## What to produce
Copy out each line below exactly as written.

(Website and app data records)

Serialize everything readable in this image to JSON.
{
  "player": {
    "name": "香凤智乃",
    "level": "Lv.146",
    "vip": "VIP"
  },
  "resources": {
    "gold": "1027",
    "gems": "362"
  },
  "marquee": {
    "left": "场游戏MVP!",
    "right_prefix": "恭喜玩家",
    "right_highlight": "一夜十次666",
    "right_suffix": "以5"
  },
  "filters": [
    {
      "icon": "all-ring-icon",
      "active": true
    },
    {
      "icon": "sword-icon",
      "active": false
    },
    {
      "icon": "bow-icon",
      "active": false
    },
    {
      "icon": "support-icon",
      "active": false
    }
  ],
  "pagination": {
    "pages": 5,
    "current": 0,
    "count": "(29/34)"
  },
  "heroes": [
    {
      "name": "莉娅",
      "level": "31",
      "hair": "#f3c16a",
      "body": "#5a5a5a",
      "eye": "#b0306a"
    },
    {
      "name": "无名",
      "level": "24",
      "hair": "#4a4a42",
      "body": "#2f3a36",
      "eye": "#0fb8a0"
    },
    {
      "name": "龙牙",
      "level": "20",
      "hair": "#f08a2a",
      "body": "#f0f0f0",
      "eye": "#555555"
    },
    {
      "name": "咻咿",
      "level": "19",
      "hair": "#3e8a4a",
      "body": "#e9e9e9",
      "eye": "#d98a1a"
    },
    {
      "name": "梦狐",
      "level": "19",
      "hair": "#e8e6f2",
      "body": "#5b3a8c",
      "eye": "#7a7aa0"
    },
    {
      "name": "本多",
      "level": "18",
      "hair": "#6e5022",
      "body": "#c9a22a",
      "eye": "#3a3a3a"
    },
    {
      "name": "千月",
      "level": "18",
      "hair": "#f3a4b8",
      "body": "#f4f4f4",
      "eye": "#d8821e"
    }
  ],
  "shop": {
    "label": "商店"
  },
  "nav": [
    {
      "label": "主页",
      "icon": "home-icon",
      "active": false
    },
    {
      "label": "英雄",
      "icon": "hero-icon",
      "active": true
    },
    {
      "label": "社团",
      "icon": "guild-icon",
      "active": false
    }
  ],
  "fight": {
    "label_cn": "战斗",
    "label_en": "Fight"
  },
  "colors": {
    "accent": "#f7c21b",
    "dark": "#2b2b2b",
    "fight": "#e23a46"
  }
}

## Worked solution
Serialize everything readable in this image to JSON.
{
  "player": {
    "name": "香凤智乃",
    "level": "Lv.146",
    "vip": "VIP"
  },
  "resources": {
    "gold": "1027",
    "gems": "362"
  },
  "marquee": {
    "left": "场游戏MVP!",
    "right_prefix": "恭喜玩家",
    "right_highlight": "一夜十次666",
    "right_suffix": "以5"
  },
  "filters": [
    {
      "icon": "all-ring-icon",
      "active": true
    },
    {
      "icon": "sword-icon",
      "active": false
    },
    {
      "icon": "bow-icon",
      "active": false
    },
    {
      "icon": "support-icon",
      "active": false
    }
  ],
  "pagination": {
    "pages": 5,
    "current": 0,
    "count": "(29/34)"
  },
  "heroes": [
    {
      "name": "莉娅",
      "level": "31",
      "hair": "#f3c16a",
      "body": "#5a5a5a",
      "eye": "#b0306a"
    },
    {
      "name": "无名",
      "level": "24",
      "hair": "#4a4a42",
      "body": "#2f3a36",
      "eye": "#0fb8a0"
    },
    {
      "name": "龙牙",
      "level": "20",
      "hair": "#f08a2a",
      "body": "#f0f0f0",
      "eye": "#555555"
    },
    {
      "name": "咻咿",
      "level": "19",
      "hair": "#3e8a4a",
      "body": "#e9e9e9",
      "eye": "#d98a1a"
    },
    {
      "name": "梦狐",
      "level": "19",
      "hair": "#e8e6f2",
      "body": "#5b3a8c",
      "eye": "#7a7aa0"
    },
    {
      "name": "本多",
      "level": "18",
      "hair": "#6e5022",
      "body": "#c9a22a",
      "eye": "#3a3a3a"
    },
    {
      "name": "千月",
      "level": "18",
      "hair": "#f3a4b8",
      "body": "#f4f4f4",
      "eye": "#d8821e"
    }
  ],
  "shop": {
    "label": "商店"
  },
  "nav": [
    {
      "label": "主页",
      "icon": "home-icon",
      "active": false
    },
    {
      "label": "英雄",
      "icon": "hero-icon",
      "active": true
    },
    {
      "label": "社团",
      "icon": "guild-icon",
      "active": false
    }
  ],
  "fight": {
    "label_cn": "战斗",
    "label_en": "Fight"
  },
  "colors": {
    "accent": "#f7c21b",
    "dark": "#2b2b2b",
    "fight": "#e23a46"
  }
}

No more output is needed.